## Task brief
Print out every record below, exactly as written.

Source data:
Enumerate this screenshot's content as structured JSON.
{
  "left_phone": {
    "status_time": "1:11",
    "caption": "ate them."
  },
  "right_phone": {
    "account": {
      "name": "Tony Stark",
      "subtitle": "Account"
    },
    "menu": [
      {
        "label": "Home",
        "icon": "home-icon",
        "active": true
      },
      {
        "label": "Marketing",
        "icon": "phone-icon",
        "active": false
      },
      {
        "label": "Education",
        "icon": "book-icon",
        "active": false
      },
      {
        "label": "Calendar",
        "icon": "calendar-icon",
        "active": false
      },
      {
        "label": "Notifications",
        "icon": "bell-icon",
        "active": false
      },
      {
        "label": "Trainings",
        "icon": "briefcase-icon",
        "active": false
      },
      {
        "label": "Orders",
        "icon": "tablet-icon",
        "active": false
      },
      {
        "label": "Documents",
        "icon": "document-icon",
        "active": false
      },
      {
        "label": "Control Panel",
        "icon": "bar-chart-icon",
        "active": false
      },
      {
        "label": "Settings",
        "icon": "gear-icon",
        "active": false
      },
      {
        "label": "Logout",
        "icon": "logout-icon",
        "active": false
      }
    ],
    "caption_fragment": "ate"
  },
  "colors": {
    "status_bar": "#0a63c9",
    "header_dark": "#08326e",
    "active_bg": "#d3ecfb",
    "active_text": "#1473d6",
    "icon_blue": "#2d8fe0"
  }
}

## Exercise answer
Enumerate this screenshot's content as structured JSON.
{
  "left_phone": {
    "status_time": "1:11",
    "caption": "ate them."
  },
  "right_phone": {
    "account": {
      "name": "Tony Stark",
      "subtitle": "Account"
    },
    "menu": [
      {
        "label": "Home",
        "icon": "home-icon",
        "active": true
      },
      {
        "label": "Marketing",
        "icon": "phone-icon",
        "active": false
      },
      {
        "label": "Education",
        "icon": "book-icon",
        "active": false
      },
      {
        "label": "Calendar",
        "icon": "calendar-icon",
        "active": false
      },
      {
        "label": "Notifications",
        "icon": "bell-icon",
        "active": false
      },
      {
        "label": "Trainings",
        "icon": "briefcase-icon",
        "active": false
      },
      {
        "label": "Orders",
        "icon": "tablet-icon",
        "active": false
      },
      {
        "label": "Documents",
        "icon": "document-icon",
        "active": false
      },
      {
        "label": "Control Panel",
        "icon": "bar-chart-icon",
        "active": false
      },
      {
        "label": "Settings",
        "icon": "gear-icon",
        "active": false
      },
      {
        "label": "Logout",
        "icon": "logout-icon",
        "active": false
      }
    ],
    "caption_fragment": "ate"
  },
  "colors": {
    "status_bar": "#0a63c9",
    "header_dark": "#08326e",
    "active_bg": "#d3ecfb",
    "active_text": "#1473d6",
    "icon_blue": "#2d8fe0"
  }
}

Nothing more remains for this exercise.